For example, in view of the foregoing description, it should be noted that the insulation described herein can be used with pipe of a variety of diameters equal to or greater than three inches (3″), as an example. The embodiments disclosed herein can be advantageous for insulating large diameter pipes or ducts, for example, using a small and/or single size extruder. In view of the foregoing description, the adhesive layer may include pressure sensitive adhesive (PSA) or a two-component (A-B) glue. In view of the foregoing description, the hollow flexible foam profile 12 can be round (i.e., tube), but can be in elliptical, square, triangular, or other shapes. In accordance with some exemplary embodiments, the insulation can be applied to square or other shape duct. In view of the foregoing description, the hollow foam profile of the plank insulation in the embodiments disclosed herein can be made, for example, from polymeric materials with glass transition temperature (Tg) below room temperature (25° C.).

In view of the foregoing description, the foam that is used to build the insulation in the embodiments disclosed herein can have, for example, a density in a range from ten (10) kilograms per cubic meter (kg/m3) to 50 kg/m3 and has cell size in a range from 0.1 millimeters (mm) to 5 mm, as an example. In view of the foregoing description, the insulation may include a jacket which is made of aluminum, PVC, or other materials. The jacket can protect the insulation or parts thereof. In view of the foregoing description, the plank insulation is made by thermal welding, piece by piece in parallel.
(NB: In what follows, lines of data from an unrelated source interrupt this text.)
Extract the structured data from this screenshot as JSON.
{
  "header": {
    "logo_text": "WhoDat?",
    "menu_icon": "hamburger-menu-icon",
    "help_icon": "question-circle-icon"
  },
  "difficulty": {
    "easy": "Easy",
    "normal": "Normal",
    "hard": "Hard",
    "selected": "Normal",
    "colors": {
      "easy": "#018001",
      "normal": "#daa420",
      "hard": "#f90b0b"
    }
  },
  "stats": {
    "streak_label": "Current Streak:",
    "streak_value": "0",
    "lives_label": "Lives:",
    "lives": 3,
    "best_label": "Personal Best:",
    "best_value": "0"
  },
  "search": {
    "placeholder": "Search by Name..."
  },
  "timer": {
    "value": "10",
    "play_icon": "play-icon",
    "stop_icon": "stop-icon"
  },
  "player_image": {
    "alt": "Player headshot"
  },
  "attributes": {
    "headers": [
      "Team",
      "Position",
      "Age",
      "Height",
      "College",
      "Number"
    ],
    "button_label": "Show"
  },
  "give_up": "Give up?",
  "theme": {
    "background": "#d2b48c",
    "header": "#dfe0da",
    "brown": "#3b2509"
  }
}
The number of the profiles can be any, depending on the diameter of the pipe to be insulated.

In accordance with some exemplary embodiments, one piece of plank insulation is connected to another piece of plank of insulation by butt-to-butt gluing, thermal welding, or other methods to increase the length of the insulation.